  • Send emails out to your friends and classmates telling them you want them to join CKI with you.
  • Ask other organizations on campus to advertise CKI at their meetings.
  • Make announcements before/after your classes (with permission of your professor). 
  • Send out a letter to new students on campus, especially during the first weeks of school when they are deciding what they want to be involved in.
  • Set up tables with information about CKI at all of the academic buildings or dining services. (Be sure to obtain permission form the proper administration.)

With so much emphasis put on member recruitment, it is easy to overlook member retention, which is just as vital to the success of your club. Once you have recruited members it is essential to keep them enthused and active. This can be accomplished in many different ways, from recognizing outstanding members, having socials for the current members, and giving members special roles in the club.

 

Goal Setting


An aspect of the club and member that helps keep everyone focused on the mission of CKI is goal setting. Goals give the members, officers, and club something to strive for. While performing service is fulfilling in itself, the goals that are set for a club can give members the extra incentive needed for taking part in the service projects and helping the community. At the same time, goals keep the board focused on the tasks. Throughout your term in office, the bigger picture of serving the children of the world can lose its clarity. The goals that you set at the beginning of  your term can often help you concentrate on those smaller tasks that will transform into accomplishing the original mission.

The following is an excellent guide to help you and the entire board with goal setting. The acronym SMART describes how to establish goals that are achievable.

Specific - A specific goal has a much greater chance of being accomplished than a general goal. To set a specific goal you must answer the five detailed questions: who, what, where, when, why.

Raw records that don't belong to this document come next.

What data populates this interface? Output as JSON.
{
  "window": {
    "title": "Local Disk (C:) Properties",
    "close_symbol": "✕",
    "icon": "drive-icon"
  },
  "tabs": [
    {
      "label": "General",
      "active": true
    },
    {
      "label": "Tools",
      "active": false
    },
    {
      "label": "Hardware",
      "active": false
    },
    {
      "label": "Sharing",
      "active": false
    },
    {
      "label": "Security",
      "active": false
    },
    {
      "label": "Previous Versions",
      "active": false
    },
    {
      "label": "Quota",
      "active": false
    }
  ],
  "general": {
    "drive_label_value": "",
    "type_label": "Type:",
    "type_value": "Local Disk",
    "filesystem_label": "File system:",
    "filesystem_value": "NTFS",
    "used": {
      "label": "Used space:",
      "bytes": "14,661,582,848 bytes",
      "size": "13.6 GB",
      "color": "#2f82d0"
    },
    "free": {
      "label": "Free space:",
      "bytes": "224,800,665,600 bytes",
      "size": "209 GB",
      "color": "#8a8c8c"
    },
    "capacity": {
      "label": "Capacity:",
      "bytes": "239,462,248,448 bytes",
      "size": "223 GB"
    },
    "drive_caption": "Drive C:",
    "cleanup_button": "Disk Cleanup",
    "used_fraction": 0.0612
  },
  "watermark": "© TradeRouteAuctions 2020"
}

Measurable
- Establish concrete criteria for measuring progress (including target and completion dates) toward the attainment of each goal you set. When you measure your progress, and reach your target dates, you stay on track for success.

Attainable
- When you identify goals that are most important to you, you begin to figure out ways you can make them come true. You develop the attitudes, abilities, skills, and financial capacity to reach them.

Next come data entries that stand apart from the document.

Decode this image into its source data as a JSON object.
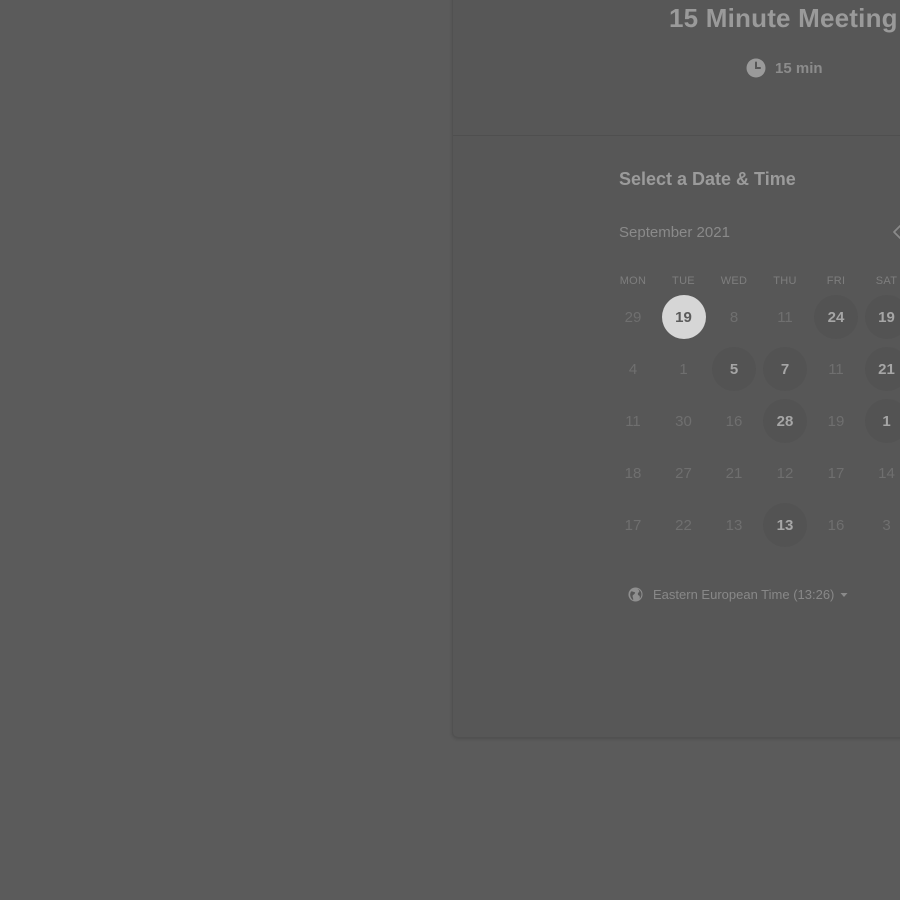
{
  "event": {
    "title": "15 Minute Meeting",
    "duration": "15 min",
    "duration_icon": "clock-icon"
  },
  "calendar": {
    "section_title": "Select a Date & Time",
    "month_label": "September 2021",
    "prev_icon": "chevron-left-icon",
    "weekdays": [
      "MON",
      "TUE",
      "WED",
      "THU",
      "FRI",
      "SAT"
    ],
    "weeks": [
      [
        {
          "label": "29",
          "state": "disabled"
        },
        {
          "label": "19",
          "state": "selected"
        },
        {
          "label": "8",
          "state": "disabled"
        },
        {
          "label": "11",
          "state": "disabled"
        },
        {
          "label": "24",
          "state": "available"
        },
        {
          "label": "19",
          "state": "available"
        }
      ],
      [
        {
          "label": "4",
          "state": "disabled"
        },
        {
          "label": "1",
          "state": "disabled"
        },
        {
          "label": "5",
          "state": "available"
        },
        {
          "label": "7",
          "state": "available"
        },
        {
          "label": "11",
          "state": "disabled"
        },
        {
          "label": "21",
          "state": "available"
        }
      ],
      [
        {
          "label": "11",
          "state": "disabled"
        },
        {
          "label": "30",
          "state": "disabled"
        },
        {
          "label": "16",
          "state": "disabled"
        },
        {
          "label": "28",
          "state": "available"
        },
        {
          "label": "19",
          "state": "disabled"
        },
        {
          "label": "1",
          "state": "available"
        }
      ],
      [
        {
          "label": "18",
          "state": "disabled"
        },
        {
          "label": "27",
          "state": "disabled"
        },
        {
          "label": "21",
          "state": "disabled"
        },
        {
          "label": "12",
          "state": "disabled"
        },
        {
          "label": "17",
          "state": "disabled"
        },
        {
          "label": "14",
          "state": "disabled"
        }
      ],
      [
        {
          "label": "17",
          "state": "disabled"
        },
        {
          "label": "22",
          "state": "disabled"
        },
        {
          "label": "13",
          "state": "disabled"
        },
        {
          "label": "13",
          "state": "available"
        },
        {
          "label": "16",
          "state": "disabled"
        },
        {
          "label": "3",
          "state": "disabled"
        }
      ]
    ]
  },
  "timezone": {
    "label": "Eastern European Time (13:26)",
    "icon": "globe-icon",
    "dropdown_icon": "caret-down-icon"
  }
}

Realistic
- To be realistic, a goal must represent an objective toward which you are both willing and able to work. A goal can be both ambitious and realistic; you are the only one who can decide just how high your goal should be. But be sure that every goal represents substantial progress.  A high goal is frequently easier to reach than a low one because a low goal exerts low motivational force.

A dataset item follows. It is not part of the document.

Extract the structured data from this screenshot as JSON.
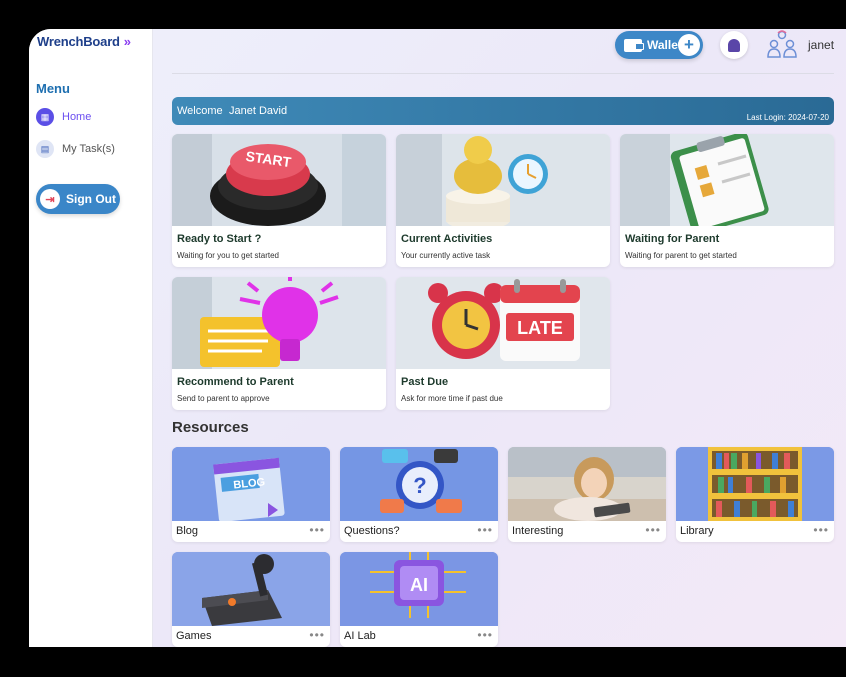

Truthful - Do you really want to accomplish this goal? Is it in alignment with the mission and vision of your club? Is it yours or someone else's? If you don't own it, you won't do it.

After the goals are set and in place, it becomes important to constantly assess the progress and status of your personal goals as well as the club goals. After assessing your goals, if you have not yet met your goals, you need to decide what it will take to achieve the original goals or re-evaluate the goals to determine how to make the goals attainable, while still remaining substantial.

 

Resources


CKI provides numerous resources both in hard copy form as well as many resources available online. Here are some of the many resources available to all paid CKI members: